PAOLI, INDIANA- Normally on Christmas Day, Santa Claus brings good tidings and gifts to all the families and their children. This also includes any support for preserving historic bridges.
Unfortunately, for the community of Paoli in southern Indiana, Santa Claus was not kind to them at all, as the small community lost a treasured historic landmark that had once spanned Lick Creek on Gospel Street.
On Christmas Day in the afternoon, a semi-truck driver, ignoring the weight limit got herself wedged inside an iron through truss bridge, causing the semi-truck and the structure to drop in the water in a matter of seconds. Fortunately, she and a passenger were not injured in the wreck, but beams had to be cut apart to allow crews to free the truck and get it out of the water. In addition, 35 tons of bottled water had to be removed from the truck before it could be pulled out of the water. The weight limit was six tons at the time of the accident. Charges of reckless driving and damage to property are expected, according to multiple sources. This is the second time in two weeks that an accident involving a truckload of beverages has occurred. An accident on the German Autobahn near Magdeburg in Germany two weeks ago resulted in a trucker losing his entire truckload of beer onto the highway, shutting it down for hours while crews cleared crates and broken glass from the highway.

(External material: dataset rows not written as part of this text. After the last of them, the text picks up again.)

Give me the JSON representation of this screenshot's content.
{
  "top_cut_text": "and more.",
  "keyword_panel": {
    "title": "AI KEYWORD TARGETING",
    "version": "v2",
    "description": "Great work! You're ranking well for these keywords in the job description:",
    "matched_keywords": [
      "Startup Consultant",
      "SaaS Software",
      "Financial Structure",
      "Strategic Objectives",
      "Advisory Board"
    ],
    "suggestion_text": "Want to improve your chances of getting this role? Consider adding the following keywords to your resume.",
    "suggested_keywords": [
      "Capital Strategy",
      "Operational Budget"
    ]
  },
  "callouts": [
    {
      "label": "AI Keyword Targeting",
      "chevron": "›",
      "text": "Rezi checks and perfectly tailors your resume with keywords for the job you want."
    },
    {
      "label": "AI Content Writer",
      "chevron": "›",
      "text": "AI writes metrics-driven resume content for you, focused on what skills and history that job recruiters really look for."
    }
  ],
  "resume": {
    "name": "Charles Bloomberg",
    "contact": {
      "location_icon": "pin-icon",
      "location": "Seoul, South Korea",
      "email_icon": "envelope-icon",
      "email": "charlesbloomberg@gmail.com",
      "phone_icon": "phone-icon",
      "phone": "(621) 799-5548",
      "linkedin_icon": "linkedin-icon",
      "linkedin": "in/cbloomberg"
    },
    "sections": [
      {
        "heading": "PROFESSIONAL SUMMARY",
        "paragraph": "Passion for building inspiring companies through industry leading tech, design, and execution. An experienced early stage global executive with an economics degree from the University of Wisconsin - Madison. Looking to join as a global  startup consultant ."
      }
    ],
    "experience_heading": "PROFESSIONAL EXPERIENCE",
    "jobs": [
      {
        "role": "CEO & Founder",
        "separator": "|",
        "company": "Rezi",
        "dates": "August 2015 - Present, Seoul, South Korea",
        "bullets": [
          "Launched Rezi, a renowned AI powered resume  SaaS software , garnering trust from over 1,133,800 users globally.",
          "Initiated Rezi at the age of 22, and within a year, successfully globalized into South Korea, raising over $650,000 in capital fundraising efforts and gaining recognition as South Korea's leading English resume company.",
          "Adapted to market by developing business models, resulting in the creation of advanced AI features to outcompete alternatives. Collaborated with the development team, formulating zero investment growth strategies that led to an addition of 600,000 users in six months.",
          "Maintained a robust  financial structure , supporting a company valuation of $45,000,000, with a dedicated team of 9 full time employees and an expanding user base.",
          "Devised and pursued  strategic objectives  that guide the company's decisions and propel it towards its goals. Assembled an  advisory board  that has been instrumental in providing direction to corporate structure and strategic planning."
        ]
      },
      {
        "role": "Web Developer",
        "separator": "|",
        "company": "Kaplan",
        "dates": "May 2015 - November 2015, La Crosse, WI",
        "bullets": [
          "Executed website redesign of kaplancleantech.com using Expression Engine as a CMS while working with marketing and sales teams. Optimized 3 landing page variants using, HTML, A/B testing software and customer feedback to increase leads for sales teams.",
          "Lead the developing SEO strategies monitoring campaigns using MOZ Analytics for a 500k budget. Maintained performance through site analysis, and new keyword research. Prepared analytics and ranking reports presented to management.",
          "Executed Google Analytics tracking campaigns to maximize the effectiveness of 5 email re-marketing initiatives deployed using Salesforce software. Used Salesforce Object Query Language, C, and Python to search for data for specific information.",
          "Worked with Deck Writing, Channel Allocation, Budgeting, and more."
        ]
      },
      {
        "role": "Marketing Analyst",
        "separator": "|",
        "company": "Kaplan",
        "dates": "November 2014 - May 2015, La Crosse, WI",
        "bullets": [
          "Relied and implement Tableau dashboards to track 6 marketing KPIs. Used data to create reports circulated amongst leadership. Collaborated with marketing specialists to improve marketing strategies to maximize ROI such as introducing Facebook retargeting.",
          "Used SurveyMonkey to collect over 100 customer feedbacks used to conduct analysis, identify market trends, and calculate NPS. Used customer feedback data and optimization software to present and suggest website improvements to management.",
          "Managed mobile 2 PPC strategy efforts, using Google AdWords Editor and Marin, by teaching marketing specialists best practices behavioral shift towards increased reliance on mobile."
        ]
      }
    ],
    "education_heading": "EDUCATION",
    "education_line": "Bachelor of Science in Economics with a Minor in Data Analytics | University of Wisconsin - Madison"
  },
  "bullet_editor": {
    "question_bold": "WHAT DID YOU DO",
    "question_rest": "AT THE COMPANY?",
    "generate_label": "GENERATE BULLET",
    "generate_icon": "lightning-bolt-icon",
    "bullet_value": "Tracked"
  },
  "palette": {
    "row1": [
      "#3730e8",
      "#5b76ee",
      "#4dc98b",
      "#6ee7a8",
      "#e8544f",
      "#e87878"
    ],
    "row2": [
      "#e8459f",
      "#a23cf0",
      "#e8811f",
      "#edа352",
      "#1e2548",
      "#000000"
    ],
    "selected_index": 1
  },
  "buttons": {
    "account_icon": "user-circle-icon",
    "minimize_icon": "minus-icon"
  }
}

The bridge sustained severe damage to the southern end, where the truck struck the top chord and is currently leaning to one side towards a pedestrian located next to it. That crossing was closed off temporarily for safety reasons. While traffic has been rerouted to the 1st Street Bridge to the west, chances are likely that the bridge will need to be rebuilt, which could take months to complete. Whether it will mimic the crossing brought down by the truck remains open as of right now.
The Gospel Street Bridge was an example of an iron truss bridge built by the Cleveland Bridge and Iron Company in neighboring Ohio, having been constructed in 1880. Only a handful exist today, mostly in Indiana and Ohio. The bridge was an eight-panel iron through truss bridge with Town Lattice bracings. The builder’s plaque was on each portal of the bridge. The length was 93 feet, making it one of the shortest crossings in Orange County. Also unique is a bowstring arch bridge, built in the 1930s, that is located right next to the bridge, used for pedestrian traffic only. That bridge is the subject of a Mystery Bridge article shown in the next article…..